→ **Task prompt**
Write the records out again exactly, leaving no images in.

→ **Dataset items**
::::::::
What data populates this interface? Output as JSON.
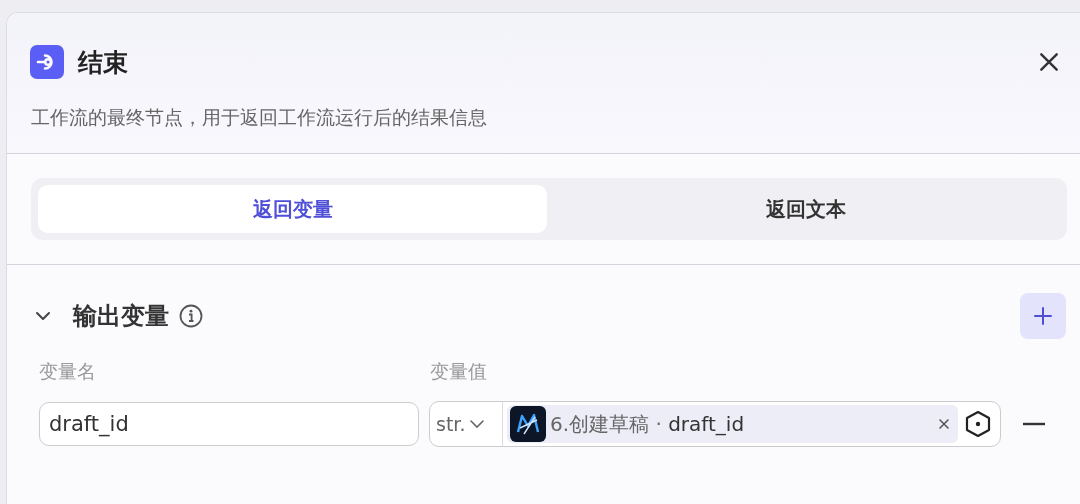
{
  "node": {
    "title": "结束",
    "description": "工作流的最终节点，用于返回工作流运行后的结果信息"
  },
  "tabs": [
    {
      "label": "返回变量",
      "selected": true
    },
    {
      "label": "返回文本",
      "selected": false
    }
  ],
  "section": {
    "title": "输出变量",
    "expanded": true
  },
  "columns": [
    "变量名",
    "变量值"
  ],
  "rows": [
    {
      "name": "draft_id",
      "type": "str.",
      "reference": "6.创建草稿 · **draft_id**"
    }
  ]
}
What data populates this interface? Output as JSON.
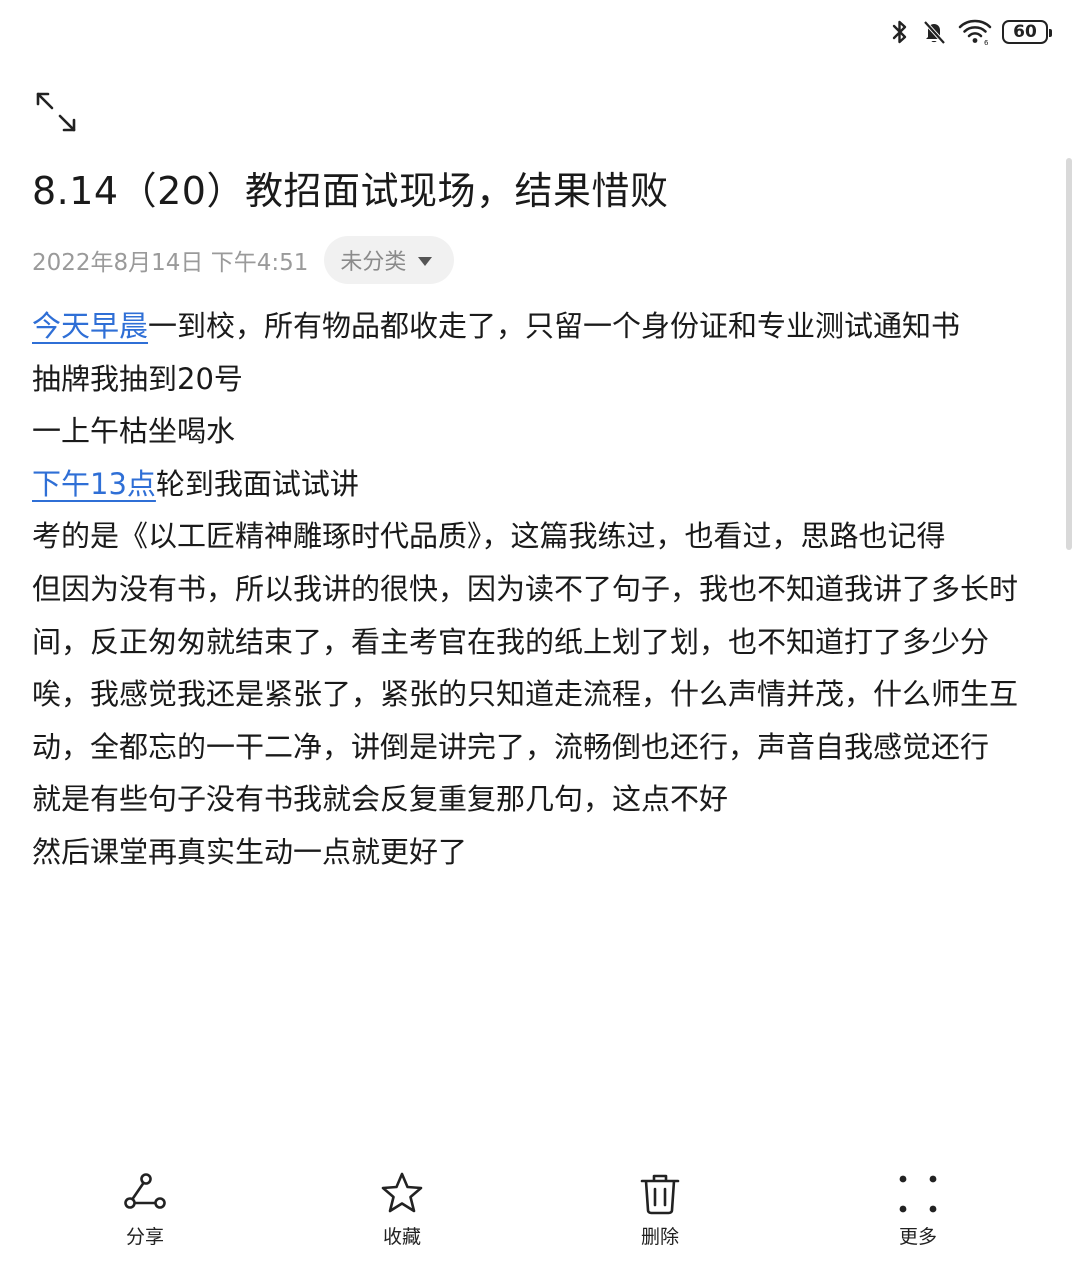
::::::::
→ **Solution**
What data populates this interface? Output as JSON.
{
  "node": {
    "title": "结束",
    "description": "工作流的最终节点，用于返回工作流运行后的结果信息"
  },
  "tabs": [
    {
      "label": "返回变量",
      "selected": true
    },
    {
      "label": "返回文本",
      "selected": false
    }
  ],
  "section": {
    "title": "输出变量",
    "expanded": true
  },
  "columns": [
    "变量名",
    "变量值"
  ],
  "rows": [
    {
      "name": "draft_id",
      "type": "str.",
      "reference": "6.创建草稿 · **draft_id**"
    }
  ]
}
What data populates this interface? Output as JSON.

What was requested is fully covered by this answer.